Syntax in Santa Barbara
On the one hand, the eruption of materiality into the representational artwork so vividly illustrated by the Hartpence story will put modernism into motion—it will be “the exact place … modern art began.” On the other, the totalization of this materiality will threaten, as we’re beginning to see, to spell modernism’s end.
Red Aesthetics: Rodchenko, Brecht, Eisenstein
Abbas sees this musical Brecht as offering a fuller means of accessing the nature of fascism, an account that necessarily draws together “war, capital, and colony,” but also “patriarchy,” “supremacism” and the “colonializing … discourse of the expert,” what she also calls “knowledge systems of colonial and capitalist modernity.” Abbas warns the reader against the urge to “separate” these terms as these “systems are contained within each other,” so that for Abbas, addressing one is addressing the others. This is, I argue, a classically “inaccurate” picture of capitalism.
Black Political Incorporation under Neoliberalism: The Routinization of Interracial Urban Regimes
This essay traces the political development of black urban professionals and managers from the urban renewal era to the early period of federal devolution and privatization in the 1970s and 1980s. These periods are the foundation by which “generations” of black urban regimes have been generated. The staying power of black political entrepreneurs results from their capacity for populating, activating, and contracting black-led organizations in the nonprofit sector, which has allowed them to adjust to fiscal retrenchment and subsequent privatization. Black mayors have channeled demands for investment in public goods into contracts for black-led nonprofits and bootstrap social programs. In particular, the housing and community development field has allowed black political aspirants to cement ties to the real estate industry which plays an outsize role in postindustrial urban economies.
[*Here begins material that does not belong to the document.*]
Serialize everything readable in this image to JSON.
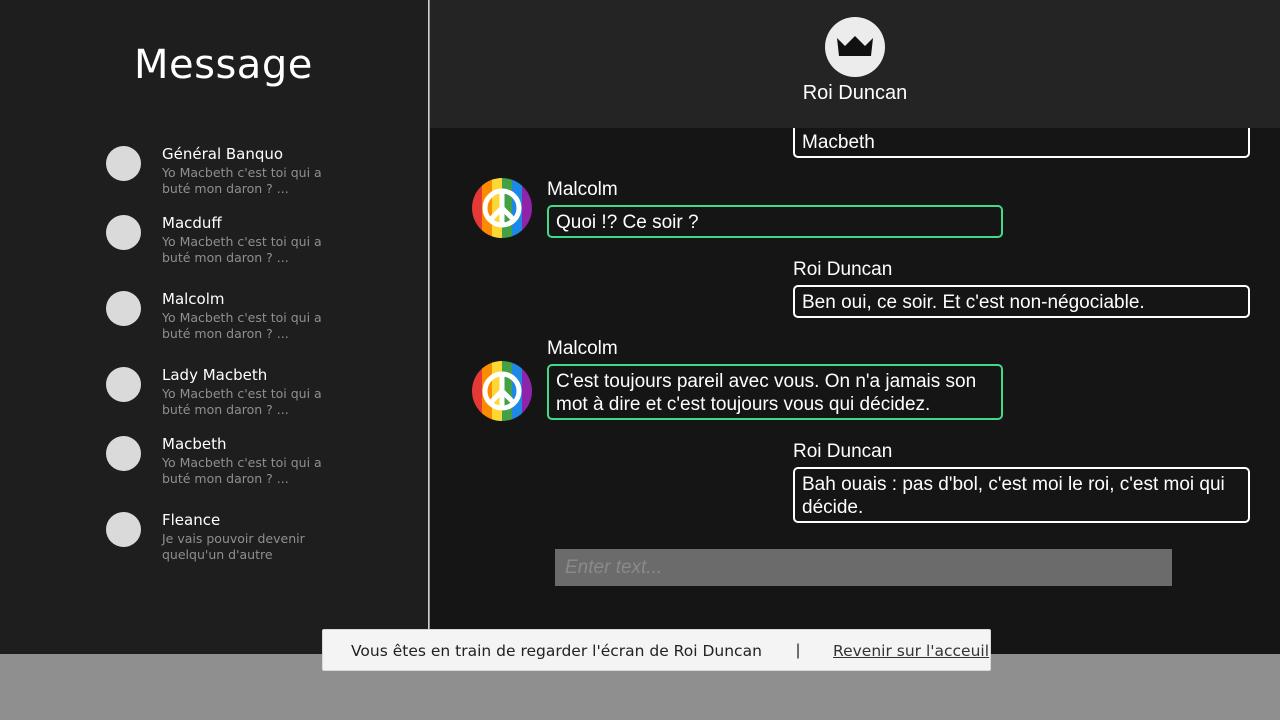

Introduction to Rustin’s Down the Line (1971)
Black capitalism is endorsed not only by Roy Innis of CORE but by President Nixon and various corporate interests. It does not cost much, and it leaves ghettos intact. The vast majority of black people, of course, are not capitalists and never will be, and they stand to lose from “buying black.” For black workers to define their problem primarily in terms of race is to ally themselves with white capitalists against white workers. It is the old strategy of Booker Washington in new guise. As Marcus Garvey put it, “The only convenient friend the Negro worker or laborer has in America at the present time is the white capitalist.”
Delegitimizing the Administrative State
Despite the glaring irony, Gorsuch is not talking about judges when he discusses “unaccountable ‘ministers.’” He is instead talking about civil servants in government agencies. In Gorsuch’s view, government agencies pose unique dangers to the American republic. Accordingly, it is essential that courts—and only courts—be tasked with reining in the power of agencies lest the power they wield—to regulate power plants emissions, to establish health and safety standards during a pandemic—destroy the lives of individual Americans.